*** Opening Provided records ***

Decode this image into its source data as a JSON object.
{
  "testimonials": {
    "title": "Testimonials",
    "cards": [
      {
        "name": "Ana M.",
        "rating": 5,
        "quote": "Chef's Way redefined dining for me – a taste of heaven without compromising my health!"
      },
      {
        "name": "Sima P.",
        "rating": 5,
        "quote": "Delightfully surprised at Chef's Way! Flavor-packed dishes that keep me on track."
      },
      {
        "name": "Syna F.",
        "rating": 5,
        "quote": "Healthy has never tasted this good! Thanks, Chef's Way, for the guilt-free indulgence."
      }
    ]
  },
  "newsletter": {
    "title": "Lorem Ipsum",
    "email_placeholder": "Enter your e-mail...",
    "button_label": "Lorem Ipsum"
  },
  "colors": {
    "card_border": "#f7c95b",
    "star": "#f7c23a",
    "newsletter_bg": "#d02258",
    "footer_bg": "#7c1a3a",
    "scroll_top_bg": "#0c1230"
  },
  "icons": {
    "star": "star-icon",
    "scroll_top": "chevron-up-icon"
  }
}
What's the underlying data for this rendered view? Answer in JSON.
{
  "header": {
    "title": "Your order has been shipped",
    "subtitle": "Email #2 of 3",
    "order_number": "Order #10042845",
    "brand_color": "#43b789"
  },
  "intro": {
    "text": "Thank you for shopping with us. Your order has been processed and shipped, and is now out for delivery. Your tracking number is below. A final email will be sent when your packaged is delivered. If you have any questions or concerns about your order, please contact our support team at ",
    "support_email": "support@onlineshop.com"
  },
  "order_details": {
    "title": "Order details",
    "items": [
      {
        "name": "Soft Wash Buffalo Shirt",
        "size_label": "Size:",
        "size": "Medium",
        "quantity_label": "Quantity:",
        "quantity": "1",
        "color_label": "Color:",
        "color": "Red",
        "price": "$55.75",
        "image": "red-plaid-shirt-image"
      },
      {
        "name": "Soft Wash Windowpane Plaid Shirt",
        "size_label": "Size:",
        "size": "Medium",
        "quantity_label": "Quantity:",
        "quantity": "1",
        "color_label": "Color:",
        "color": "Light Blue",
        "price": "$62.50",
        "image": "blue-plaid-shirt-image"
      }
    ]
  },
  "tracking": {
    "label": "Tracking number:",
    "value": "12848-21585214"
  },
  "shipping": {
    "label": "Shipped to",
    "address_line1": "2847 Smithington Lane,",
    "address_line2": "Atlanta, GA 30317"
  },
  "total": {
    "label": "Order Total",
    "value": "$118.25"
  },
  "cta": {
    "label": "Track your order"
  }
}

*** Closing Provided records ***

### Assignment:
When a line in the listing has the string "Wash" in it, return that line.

### Solution to the problem:
        "name": "Soft Wash Buffalo Shirt",
        "name": "Soft Wash Windowpane Plaid Shirt",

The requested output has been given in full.